Thirty years ago, an environmentalist and a business professor made a bet. In The Population Bomb (1968), Paul Ehrlich predicted global ecological calamity. Saying that free markets would solve environmental problems, Julian Simon, a University of Maryland business professor, disagreed.
The bet involved the prices of five commodities (chromium, copper, nickel, tin and tungsten). Ehrlich said prices would rise during the next ten years because of shortages and Simon said they would fall because of the market’s response. The winner would receive the total change in price from the loser. Simon won. In 1990, Paul Ehrlich gave Julian Simon $576.07.
But, it is not over until it is over…
A TED speaker, Paul Kedrosky, returned to “The Most Important Bet in History” to see how each would have fared more recently. The results? It all depends on the starting year. With starting dates during the 1980s, Simon wins most of the time. Using starting dates during the 1990s, then Ehrlich wins.
The Economic Life
Fundamentally economics is about scarcity and opportunity cost.
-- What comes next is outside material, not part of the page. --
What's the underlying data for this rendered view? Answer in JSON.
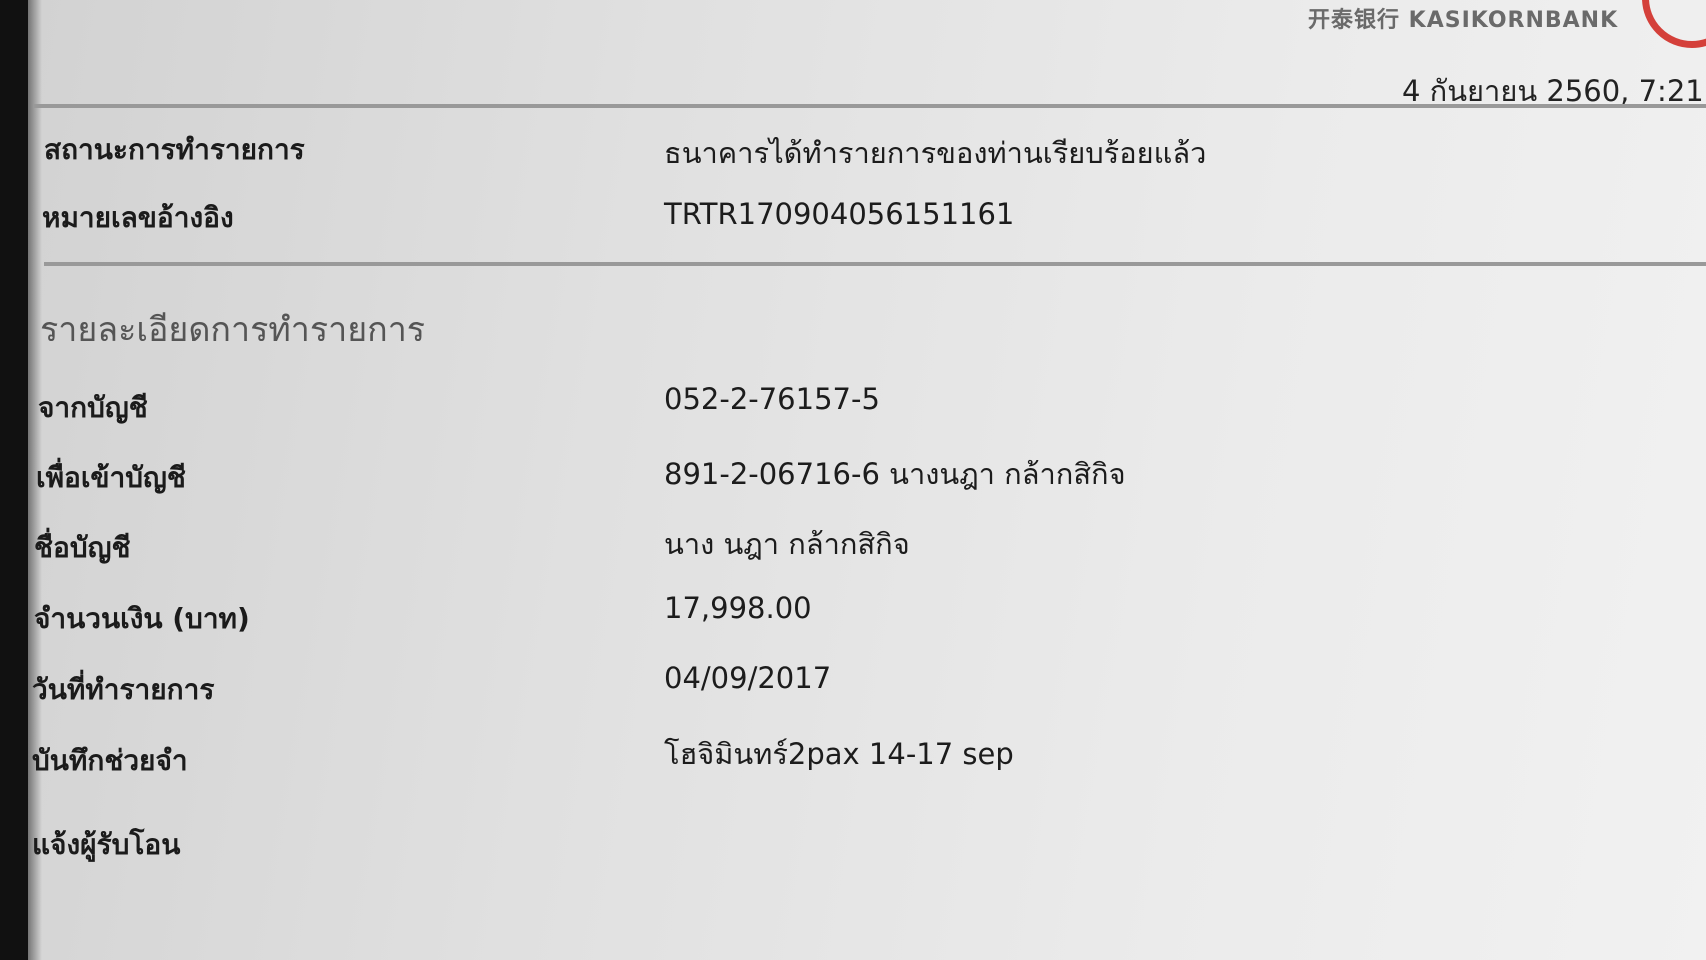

All of our land, labor, and capital are scarce because their quantity is limited. Looking at limited quantities environmentalists suggest conservation. Others believe that because the opportunity cost of using a resource rises when shortages are imminent, innovators develop more efficient alternatives. Then the shortage is no longer a problem.